Designing a Retail Garden Center

Retail Garden Center Design Gothic Arch GreenhousesGarden centers are uniquely designed for retail sales, though they may have areas for living plants, hard good products, storage, and shipping and receiving.

But a garden center’s approach and design must be methodical to be successful—from the big picture even down to the small details.

So whether you’re starting a retail garden center or you plan to update an existing one, keeping these design guidelines in mind will help you create an environment in which your business can thrive:

  • Include a greenhouse as part of your garden center design. Not only will this help keep plants healthier in an environment over which you have control, but also this will help customers associate you as being a grower or as an expert they can trust.
  • Keep retail areas separate from all other areas for various functions of the garden center. Your retail space serves a different purpose from production or shipping, for example, so this will help you invest more in the customer experience.
  • High-roof structures are ideal for garden centers, as they create a better environment for customers and plants. By adjusting trusses, you can still make use of space, while allowing customers the ability to reach hanging baskets.
  • Typically located on high-traffic streets, garden centers must have some curb appeal. Using glass—at least on the front of your building—is recommended so potential customers can get a peek at what you’re selling, even as they are driving by.
  • You have the first 20 feet from the entrance to make your impression on shoppers. Change displays regularly and seasonally to engage interest in various products. Some recommend making these changes every two to three weeks. Bench systems should be flexible so they can be used for such displays as they can be moved around to create different looks.
  • Choose an appropriate greenhouse structure. For example, hoop houses can be used year ‘round or even temporarily. Sometimes, they function as both a production and retail area. Gutter-connected greenhouses are typically used by larger operations, and polycarbonate structures have the advantages of permanence and less maintenance.
  • Lay out your space with the customer in mind. Aisles should be wide to allow for foot traffic to flow easily, as well as space for wagons and carts if provided. Multiple doors may also be an options, as they can also assist in this flow.
  • Design specifics can also help direct customers through your space. Signage provides direction, but you want to route shoppers through as many categories of items—plants, pots, potting soil, garden decor, etc.—as possible as this can help boost sales. Stock heavier items at waist-level as customers are more apt to select from middle or higher locations than picking up from the floor.
  • Retail garden center floors are ideally paved, providing convenience for customers and level surfaces for benches that support your displays. Concrete or asphalt is recommended, but asphalt should be painted a light color to reflect heat. Appropriate placement of drains helps keep floors dry to help minimize hazards that come with slippery, wet floors.
  • Promote products in bundles, such as containers with potting soil, shrubs, flowers, fertilizer, garden tools, etc. These can provide ideas for your displays or specials that you want to advertise.
  • Last, but not least, be unique! Approach your garden center design as creating a memorable experience that your customers will not only enjoy, but also share with others to generate invaluable word-of-mouth recommendations.

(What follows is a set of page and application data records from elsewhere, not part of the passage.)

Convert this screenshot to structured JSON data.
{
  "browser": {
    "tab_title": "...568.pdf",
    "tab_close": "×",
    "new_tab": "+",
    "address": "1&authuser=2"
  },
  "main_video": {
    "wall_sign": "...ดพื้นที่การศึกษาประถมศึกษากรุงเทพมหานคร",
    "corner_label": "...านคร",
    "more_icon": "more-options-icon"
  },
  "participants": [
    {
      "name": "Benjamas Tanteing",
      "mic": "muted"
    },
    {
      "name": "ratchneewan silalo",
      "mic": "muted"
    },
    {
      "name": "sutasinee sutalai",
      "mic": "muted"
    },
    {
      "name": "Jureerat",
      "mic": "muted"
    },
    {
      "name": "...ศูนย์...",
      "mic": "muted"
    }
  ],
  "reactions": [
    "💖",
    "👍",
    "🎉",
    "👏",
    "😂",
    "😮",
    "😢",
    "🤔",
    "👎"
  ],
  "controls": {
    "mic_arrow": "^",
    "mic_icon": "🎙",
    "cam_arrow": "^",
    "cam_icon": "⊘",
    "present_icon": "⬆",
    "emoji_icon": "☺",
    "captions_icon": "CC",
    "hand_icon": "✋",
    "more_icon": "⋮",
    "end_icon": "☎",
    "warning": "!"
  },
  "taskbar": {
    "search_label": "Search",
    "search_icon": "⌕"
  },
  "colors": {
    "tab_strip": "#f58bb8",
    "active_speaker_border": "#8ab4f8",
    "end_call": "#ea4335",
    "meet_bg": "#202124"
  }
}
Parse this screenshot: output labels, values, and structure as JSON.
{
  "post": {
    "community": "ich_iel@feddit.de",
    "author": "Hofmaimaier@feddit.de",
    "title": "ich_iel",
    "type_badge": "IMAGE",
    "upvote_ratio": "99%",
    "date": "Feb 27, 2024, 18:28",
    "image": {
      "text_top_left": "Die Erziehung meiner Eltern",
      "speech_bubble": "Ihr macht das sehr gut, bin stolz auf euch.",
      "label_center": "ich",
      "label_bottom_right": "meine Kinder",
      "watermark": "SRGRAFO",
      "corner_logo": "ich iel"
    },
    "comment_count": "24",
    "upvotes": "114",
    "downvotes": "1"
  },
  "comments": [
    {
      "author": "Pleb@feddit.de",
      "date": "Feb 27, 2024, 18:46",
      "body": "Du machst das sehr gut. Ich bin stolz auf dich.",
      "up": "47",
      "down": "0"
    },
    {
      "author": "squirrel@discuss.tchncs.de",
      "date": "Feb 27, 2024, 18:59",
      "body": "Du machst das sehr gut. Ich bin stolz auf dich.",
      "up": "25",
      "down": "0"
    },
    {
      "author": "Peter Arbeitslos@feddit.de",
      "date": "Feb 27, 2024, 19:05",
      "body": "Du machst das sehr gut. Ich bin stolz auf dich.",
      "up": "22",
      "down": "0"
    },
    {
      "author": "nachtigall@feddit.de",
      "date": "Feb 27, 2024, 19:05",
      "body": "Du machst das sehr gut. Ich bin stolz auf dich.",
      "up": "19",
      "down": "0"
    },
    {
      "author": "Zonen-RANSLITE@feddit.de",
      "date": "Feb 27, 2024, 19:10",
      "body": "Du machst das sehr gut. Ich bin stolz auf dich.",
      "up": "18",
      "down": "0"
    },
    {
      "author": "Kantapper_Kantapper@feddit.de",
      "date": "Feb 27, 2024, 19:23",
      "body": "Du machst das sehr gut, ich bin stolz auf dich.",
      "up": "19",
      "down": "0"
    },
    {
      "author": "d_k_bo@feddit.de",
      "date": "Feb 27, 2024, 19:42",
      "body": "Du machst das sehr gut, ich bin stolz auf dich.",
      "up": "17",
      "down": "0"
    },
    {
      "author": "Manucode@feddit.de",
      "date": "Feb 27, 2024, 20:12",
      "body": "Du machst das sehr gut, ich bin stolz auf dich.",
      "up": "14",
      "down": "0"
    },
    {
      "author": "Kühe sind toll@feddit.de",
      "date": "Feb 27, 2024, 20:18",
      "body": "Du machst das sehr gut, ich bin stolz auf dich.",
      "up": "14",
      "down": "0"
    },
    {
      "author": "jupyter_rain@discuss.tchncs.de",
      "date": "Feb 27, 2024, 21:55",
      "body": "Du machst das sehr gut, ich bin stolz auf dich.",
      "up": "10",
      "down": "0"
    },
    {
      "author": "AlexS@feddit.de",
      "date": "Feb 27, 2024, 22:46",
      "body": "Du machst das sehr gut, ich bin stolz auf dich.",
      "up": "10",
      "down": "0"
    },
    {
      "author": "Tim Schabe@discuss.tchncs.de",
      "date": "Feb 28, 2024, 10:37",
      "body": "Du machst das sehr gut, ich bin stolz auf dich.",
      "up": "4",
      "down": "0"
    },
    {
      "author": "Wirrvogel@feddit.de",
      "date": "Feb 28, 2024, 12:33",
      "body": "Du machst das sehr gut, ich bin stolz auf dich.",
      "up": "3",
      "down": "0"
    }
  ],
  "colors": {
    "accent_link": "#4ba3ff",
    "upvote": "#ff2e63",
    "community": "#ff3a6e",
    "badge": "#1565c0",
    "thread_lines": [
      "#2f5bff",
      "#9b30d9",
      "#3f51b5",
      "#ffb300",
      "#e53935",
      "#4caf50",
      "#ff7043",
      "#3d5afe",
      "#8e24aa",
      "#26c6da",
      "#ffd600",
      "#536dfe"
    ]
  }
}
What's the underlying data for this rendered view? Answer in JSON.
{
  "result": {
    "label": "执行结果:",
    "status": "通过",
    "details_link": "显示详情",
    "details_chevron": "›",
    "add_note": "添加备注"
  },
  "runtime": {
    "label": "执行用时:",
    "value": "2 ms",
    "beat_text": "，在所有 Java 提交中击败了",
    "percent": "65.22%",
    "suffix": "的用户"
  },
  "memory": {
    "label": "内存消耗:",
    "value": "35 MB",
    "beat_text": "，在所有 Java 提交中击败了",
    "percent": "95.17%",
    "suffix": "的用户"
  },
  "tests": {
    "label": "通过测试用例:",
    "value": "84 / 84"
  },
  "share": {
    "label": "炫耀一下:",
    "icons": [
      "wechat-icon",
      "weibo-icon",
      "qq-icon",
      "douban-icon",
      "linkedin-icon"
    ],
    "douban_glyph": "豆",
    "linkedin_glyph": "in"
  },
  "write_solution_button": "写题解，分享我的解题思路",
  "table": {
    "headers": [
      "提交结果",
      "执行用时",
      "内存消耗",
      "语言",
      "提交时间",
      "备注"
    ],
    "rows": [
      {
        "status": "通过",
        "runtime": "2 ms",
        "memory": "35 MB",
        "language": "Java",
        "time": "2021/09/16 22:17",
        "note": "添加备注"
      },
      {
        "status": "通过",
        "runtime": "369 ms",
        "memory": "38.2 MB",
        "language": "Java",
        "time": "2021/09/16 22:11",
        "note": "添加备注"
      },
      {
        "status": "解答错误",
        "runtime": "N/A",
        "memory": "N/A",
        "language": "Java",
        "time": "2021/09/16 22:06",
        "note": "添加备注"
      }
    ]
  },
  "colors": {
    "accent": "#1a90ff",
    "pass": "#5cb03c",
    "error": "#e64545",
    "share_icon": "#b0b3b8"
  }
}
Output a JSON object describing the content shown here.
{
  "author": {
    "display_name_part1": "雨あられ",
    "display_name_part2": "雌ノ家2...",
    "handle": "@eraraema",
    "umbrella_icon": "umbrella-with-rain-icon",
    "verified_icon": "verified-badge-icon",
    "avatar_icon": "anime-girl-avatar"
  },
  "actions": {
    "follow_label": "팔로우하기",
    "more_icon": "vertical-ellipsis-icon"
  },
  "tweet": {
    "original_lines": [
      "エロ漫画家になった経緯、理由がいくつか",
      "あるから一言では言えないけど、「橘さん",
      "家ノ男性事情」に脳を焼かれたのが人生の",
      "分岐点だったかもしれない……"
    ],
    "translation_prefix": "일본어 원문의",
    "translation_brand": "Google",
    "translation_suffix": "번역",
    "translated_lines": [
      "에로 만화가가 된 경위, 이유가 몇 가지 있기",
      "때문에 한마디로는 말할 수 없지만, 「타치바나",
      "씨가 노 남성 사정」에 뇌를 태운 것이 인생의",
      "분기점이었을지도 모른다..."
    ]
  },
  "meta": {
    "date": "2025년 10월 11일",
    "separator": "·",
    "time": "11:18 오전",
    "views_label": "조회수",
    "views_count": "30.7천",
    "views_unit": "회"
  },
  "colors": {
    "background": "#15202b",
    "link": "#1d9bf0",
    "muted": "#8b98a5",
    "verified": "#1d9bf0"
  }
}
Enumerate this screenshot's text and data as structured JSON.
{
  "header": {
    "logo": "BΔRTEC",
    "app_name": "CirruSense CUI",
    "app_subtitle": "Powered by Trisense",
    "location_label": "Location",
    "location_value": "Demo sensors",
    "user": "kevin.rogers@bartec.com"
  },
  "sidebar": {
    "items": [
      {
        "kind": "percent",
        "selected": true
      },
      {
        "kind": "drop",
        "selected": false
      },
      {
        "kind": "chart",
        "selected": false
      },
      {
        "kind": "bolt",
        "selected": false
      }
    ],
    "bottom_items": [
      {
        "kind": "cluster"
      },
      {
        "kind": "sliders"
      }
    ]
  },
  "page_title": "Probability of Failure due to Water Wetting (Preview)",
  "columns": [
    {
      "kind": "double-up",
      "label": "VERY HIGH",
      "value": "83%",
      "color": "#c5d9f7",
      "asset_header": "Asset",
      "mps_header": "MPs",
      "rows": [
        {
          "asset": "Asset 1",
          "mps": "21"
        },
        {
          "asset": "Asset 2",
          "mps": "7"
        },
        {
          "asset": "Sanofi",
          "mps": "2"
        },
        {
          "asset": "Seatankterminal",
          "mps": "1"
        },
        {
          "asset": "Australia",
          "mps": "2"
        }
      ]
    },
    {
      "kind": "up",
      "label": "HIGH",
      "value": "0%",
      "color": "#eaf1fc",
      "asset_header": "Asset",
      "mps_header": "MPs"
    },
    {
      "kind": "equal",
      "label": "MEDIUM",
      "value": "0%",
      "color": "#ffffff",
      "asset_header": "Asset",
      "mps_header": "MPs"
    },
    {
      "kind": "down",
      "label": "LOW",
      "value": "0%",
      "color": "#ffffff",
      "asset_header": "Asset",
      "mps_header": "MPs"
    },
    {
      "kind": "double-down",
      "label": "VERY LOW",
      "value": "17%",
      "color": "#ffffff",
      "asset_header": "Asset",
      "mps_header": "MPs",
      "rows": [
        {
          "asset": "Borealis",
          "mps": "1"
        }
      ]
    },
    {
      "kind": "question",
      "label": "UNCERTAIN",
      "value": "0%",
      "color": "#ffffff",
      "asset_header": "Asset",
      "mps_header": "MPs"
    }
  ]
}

Our experienced team is ready to help you create your garden center design! We start by evaluating the technical aspects of your project in terms of equipment, interior layout and your specific needs. The possibilities within our range of structures and products are endless, whether your approach is classic or modern. Call us today at 800-531-4769 to begin!